(Problem): Nothing in the records should change; write them all out again.

Available data START

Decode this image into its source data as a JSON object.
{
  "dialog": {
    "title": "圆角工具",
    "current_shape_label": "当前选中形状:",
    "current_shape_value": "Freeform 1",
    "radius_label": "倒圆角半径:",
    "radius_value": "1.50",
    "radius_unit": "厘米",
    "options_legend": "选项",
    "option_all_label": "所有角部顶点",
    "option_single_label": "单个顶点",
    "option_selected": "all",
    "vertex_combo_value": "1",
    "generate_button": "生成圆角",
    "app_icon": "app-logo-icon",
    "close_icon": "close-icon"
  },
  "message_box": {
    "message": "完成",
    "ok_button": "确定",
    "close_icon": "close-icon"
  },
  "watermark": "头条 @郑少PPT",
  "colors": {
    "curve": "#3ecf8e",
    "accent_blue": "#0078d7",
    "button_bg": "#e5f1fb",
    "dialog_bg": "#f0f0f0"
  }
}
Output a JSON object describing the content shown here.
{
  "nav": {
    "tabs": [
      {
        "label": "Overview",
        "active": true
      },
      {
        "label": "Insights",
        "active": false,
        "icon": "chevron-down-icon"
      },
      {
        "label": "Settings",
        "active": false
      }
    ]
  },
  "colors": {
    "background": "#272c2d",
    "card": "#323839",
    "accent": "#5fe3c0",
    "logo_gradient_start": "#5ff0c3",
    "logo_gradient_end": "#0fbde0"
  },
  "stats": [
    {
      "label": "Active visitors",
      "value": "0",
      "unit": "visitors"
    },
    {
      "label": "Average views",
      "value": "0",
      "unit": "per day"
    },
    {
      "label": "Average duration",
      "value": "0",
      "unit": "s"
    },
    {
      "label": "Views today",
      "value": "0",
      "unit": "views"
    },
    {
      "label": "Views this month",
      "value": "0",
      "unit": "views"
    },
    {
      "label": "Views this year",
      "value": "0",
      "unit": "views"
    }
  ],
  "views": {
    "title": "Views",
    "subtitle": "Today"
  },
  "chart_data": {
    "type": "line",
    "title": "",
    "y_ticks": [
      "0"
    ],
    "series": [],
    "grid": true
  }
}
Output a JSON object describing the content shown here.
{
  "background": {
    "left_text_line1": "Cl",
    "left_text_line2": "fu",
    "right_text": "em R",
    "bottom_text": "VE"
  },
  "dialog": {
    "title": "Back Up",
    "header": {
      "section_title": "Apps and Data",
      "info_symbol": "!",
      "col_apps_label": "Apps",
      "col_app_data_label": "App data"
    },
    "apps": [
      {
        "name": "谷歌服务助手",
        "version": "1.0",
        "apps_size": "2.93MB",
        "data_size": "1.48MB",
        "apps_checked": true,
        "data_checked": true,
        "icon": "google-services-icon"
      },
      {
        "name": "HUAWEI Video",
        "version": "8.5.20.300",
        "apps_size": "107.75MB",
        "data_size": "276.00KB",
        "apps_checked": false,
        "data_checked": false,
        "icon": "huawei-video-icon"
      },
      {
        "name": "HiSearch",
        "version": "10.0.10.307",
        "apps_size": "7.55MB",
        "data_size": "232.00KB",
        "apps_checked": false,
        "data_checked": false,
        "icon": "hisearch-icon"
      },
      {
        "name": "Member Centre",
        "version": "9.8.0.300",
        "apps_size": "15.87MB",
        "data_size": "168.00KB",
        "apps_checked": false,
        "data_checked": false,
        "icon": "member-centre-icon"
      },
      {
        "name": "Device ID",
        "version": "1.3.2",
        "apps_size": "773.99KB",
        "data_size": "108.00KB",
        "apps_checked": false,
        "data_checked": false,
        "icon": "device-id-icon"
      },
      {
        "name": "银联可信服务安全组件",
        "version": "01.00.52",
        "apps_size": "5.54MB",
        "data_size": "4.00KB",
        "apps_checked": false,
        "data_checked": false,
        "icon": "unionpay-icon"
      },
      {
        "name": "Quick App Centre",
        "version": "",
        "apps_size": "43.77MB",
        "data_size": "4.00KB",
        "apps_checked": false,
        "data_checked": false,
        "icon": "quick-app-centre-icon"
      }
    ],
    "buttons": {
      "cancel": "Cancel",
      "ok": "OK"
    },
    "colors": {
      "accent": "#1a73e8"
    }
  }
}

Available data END

(Reply):
Decode this image into its source data as a JSON object.
{
  "dialog": {
    "title": "圆角工具",
    "current_shape_label": "当前选中形状:",
    "current_shape_value": "Freeform 1",
    "radius_label": "倒圆角半径:",
    "radius_value": "1.50",
    "radius_unit": "厘米",
    "options_legend": "选项",
    "option_all_label": "所有角部顶点",
    "option_single_label": "单个顶点",
    "option_selected": "all",
    "vertex_combo_value": "1",
    "generate_button": "生成圆角",
    "app_icon": "app-logo-icon",
    "close_icon": "close-icon"
  },
  "message_box": {
    "message": "完成",
    "ok_button": "确定",
    "close_icon": "close-icon"
  },
  "watermark": "头条 @郑少PPT",
  "colors": {
    "curve": "#3ecf8e",
    "accent_blue": "#0078d7",
    "button_bg": "#e5f1fb",
    "dialog_bg": "#f0f0f0"
  }
}
Output a JSON object describing the content shown here.
{
  "nav": {
    "tabs": [
      {
        "label": "Overview",
        "active": true
      },
      {
        "label": "Insights",
        "active": false,
        "icon": "chevron-down-icon"
      },
      {
        "label": "Settings",
        "active": false
      }
    ]
  },
  "colors": {
    "background": "#272c2d",
    "card": "#323839",
    "accent": "#5fe3c0",
    "logo_gradient_start": "#5ff0c3",
    "logo_gradient_end": "#0fbde0"
  },
  "stats": [
    {
      "label": "Active visitors",
      "value": "0",
      "unit": "visitors"
    },
    {
      "label": "Average views",
      "value": "0",
      "unit": "per day"
    },
    {
      "label": "Average duration",
      "value": "0",
      "unit": "s"
    },
    {
      "label": "Views today",
      "value": "0",
      "unit": "views"
    },
    {
      "label": "Views this month",
      "value": "0",
      "unit": "views"
    },
    {
      "label": "Views this year",
      "value": "0",
      "unit": "views"
    }
  ],
  "views": {
    "title": "Views",
    "subtitle": "Today"
  },
  "chart_data": {
    "type": "line",
    "title": "",
    "y_ticks": [
      "0"
    ],
    "series": [],
    "grid": true
  }
}
Output a JSON object describing the content shown here.
{
  "background": {
    "left_text_line1": "Cl",
    "left_text_line2": "fu",
    "right_text": "em R",
    "bottom_text": "VE"
  },
  "dialog": {
    "title": "Back Up",
    "header": {
      "section_title": "Apps and Data",
      "info_symbol": "!",
      "col_apps_label": "Apps",
      "col_app_data_label": "App data"
    },
    "apps": [
      {
        "name": "谷歌服务助手",
        "version": "1.0",
        "apps_size": "2.93MB",
        "data_size": "1.48MB",
        "apps_checked": true,
        "data_checked": true,
        "icon": "google-services-icon"
      },
      {
        "name": "HUAWEI Video",
        "version": "8.5.20.300",
        "apps_size": "107.75MB",
        "data_size": "276.00KB",
        "apps_checked": false,
        "data_checked": false,
        "icon": "huawei-video-icon"
      },
      {
        "name": "HiSearch",
        "version": "10.0.10.307",
        "apps_size": "7.55MB",
        "data_size": "232.00KB",
        "apps_checked": false,
        "data_checked": false,
        "icon": "hisearch-icon"
      },
      {
        "name": "Member Centre",
        "version": "9.8.0.300",
        "apps_size": "15.87MB",
        "data_size": "168.00KB",
        "apps_checked": false,
        "data_checked": false,
        "icon": "member-centre-icon"
      },
      {
        "name": "Device ID",
        "version": "1.3.2",
        "apps_size": "773.99KB",
        "data_size": "108.00KB",
        "apps_checked": false,
        "data_checked": false,
        "icon": "device-id-icon"
      },
      {
        "name": "银联可信服务安全组件",
        "version": "01.00.52",
        "apps_size": "5.54MB",
        "data_size": "4.00KB",
        "apps_checked": false,
        "data_checked": false,
        "icon": "unionpay-icon"
      },
      {
        "name": "Quick App Centre",
        "version": "",
        "apps_size": "43.77MB",
        "data_size": "4.00KB",
        "apps_checked": false,
        "data_checked": false,
        "icon": "quick-app-centre-icon"
      }
    ],
    "buttons": {
      "cancel": "Cancel",
      "ok": "OK"
    },
    "colors": {
      "accent": "#1a73e8"
    }
  }
}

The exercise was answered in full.